• Task directions:
What lines below hold the string "Iran"? Copy them all.

• Data excerpts:
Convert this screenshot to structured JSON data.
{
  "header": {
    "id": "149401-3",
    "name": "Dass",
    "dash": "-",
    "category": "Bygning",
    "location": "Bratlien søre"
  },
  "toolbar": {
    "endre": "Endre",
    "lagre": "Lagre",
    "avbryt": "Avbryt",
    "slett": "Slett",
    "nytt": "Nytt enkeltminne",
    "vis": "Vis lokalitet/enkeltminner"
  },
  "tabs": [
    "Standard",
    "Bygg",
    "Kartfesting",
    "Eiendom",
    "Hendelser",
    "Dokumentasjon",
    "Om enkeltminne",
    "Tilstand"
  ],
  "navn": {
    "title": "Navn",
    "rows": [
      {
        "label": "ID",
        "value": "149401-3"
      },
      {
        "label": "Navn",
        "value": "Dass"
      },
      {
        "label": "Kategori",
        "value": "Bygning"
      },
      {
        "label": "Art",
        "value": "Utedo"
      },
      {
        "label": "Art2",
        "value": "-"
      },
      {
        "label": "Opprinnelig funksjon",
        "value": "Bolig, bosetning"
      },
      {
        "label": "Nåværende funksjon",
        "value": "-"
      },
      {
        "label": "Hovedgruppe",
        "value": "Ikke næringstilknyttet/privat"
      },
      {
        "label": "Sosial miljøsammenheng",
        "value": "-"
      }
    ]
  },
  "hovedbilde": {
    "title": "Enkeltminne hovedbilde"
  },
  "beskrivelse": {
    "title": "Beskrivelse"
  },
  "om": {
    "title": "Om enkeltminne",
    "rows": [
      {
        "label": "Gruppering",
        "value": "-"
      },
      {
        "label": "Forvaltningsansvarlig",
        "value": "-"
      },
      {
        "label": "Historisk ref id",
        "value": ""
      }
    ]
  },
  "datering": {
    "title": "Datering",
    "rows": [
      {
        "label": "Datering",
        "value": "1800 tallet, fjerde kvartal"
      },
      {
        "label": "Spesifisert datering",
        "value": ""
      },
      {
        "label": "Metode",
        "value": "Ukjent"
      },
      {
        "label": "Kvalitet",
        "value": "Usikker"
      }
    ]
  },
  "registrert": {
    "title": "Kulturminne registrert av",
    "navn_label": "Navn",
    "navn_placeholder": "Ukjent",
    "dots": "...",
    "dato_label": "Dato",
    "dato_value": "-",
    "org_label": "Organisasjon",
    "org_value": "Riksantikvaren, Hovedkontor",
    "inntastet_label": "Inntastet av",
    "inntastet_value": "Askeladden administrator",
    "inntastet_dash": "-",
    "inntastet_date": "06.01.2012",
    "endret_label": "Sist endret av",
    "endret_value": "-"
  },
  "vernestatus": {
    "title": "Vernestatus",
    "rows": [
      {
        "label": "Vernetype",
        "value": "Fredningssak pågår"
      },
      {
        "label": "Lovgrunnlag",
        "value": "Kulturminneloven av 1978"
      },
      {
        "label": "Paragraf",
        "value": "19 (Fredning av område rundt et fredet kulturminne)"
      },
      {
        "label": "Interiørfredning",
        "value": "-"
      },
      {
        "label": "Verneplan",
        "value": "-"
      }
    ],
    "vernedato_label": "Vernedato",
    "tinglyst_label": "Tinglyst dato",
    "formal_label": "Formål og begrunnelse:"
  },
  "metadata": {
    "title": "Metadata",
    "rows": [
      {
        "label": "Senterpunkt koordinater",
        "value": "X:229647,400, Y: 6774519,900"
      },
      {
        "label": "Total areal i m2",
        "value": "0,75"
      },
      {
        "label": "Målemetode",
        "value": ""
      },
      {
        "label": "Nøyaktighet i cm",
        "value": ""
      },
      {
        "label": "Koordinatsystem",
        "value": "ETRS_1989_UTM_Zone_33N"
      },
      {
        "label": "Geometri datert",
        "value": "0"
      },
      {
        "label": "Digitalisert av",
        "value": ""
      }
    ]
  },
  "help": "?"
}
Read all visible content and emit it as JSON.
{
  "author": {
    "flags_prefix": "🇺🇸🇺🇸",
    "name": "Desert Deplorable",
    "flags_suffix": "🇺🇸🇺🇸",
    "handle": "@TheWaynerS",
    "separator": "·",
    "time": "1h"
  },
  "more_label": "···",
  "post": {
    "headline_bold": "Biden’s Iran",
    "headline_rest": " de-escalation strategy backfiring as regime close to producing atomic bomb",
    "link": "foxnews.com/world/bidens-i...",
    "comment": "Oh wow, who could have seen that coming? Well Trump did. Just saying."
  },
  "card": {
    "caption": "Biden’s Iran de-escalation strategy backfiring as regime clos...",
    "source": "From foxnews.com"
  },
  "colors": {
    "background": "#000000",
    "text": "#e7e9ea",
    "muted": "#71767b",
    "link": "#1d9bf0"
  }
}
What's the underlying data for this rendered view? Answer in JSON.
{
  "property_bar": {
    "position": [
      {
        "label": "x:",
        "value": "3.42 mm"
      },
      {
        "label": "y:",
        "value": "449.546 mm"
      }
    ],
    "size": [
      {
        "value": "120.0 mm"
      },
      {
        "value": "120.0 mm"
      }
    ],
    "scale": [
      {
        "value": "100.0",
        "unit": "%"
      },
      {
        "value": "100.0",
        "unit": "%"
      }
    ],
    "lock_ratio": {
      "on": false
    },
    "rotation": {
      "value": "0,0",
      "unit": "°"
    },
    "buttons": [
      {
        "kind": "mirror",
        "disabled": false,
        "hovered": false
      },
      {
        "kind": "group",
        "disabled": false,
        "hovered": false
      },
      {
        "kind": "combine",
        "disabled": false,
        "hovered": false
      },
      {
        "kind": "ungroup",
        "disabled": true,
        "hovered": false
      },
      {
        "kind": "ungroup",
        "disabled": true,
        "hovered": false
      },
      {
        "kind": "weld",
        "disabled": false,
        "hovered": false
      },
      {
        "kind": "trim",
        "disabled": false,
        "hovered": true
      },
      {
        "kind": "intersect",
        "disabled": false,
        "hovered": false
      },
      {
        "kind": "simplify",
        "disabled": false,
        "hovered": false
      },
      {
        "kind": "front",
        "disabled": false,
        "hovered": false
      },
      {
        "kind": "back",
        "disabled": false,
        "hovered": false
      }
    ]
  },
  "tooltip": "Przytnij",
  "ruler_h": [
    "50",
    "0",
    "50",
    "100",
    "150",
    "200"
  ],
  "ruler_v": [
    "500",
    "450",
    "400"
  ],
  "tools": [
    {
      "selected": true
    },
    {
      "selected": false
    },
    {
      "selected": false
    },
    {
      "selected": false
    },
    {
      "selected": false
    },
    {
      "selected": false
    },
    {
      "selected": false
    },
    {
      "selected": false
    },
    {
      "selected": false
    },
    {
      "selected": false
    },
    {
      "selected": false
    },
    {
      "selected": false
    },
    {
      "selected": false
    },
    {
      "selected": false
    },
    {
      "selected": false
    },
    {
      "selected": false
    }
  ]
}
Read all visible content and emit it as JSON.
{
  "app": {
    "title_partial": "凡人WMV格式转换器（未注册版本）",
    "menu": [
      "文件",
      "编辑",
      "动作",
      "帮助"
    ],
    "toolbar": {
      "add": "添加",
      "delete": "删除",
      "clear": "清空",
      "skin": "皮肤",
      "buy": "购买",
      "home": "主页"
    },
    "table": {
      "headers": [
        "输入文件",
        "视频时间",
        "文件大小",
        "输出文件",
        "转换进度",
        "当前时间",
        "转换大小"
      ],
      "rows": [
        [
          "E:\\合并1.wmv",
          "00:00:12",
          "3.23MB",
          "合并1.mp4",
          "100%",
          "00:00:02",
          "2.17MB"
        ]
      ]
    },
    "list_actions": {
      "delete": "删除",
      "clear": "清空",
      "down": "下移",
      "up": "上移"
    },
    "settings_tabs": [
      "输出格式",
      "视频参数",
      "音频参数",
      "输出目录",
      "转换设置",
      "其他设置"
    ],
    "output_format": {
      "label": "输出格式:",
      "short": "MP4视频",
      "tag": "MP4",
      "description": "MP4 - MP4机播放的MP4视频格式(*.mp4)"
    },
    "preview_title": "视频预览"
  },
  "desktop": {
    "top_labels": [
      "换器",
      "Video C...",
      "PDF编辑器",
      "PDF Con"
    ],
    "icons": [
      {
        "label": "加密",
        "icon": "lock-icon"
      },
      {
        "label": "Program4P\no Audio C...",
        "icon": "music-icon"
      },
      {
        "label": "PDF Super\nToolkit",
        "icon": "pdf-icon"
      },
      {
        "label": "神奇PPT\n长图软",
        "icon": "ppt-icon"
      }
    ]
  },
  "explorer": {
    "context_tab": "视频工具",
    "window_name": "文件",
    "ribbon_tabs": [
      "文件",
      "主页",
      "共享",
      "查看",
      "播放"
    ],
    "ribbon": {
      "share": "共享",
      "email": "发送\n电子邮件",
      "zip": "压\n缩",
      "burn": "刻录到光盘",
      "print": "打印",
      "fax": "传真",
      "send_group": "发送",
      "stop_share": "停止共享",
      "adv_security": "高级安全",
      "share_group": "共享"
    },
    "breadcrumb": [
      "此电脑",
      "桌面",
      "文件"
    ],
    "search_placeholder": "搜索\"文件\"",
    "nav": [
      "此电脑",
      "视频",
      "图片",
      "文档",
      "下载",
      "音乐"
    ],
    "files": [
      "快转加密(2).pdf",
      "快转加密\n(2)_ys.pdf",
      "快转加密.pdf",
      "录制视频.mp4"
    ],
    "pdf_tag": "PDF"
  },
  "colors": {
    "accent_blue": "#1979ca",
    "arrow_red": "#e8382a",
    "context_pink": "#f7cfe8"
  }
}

• Exercise result:
    "headline_bold": "Biden’s Iran",
    "caption": "Biden’s Iran de-escalation strategy backfiring as regime clos...",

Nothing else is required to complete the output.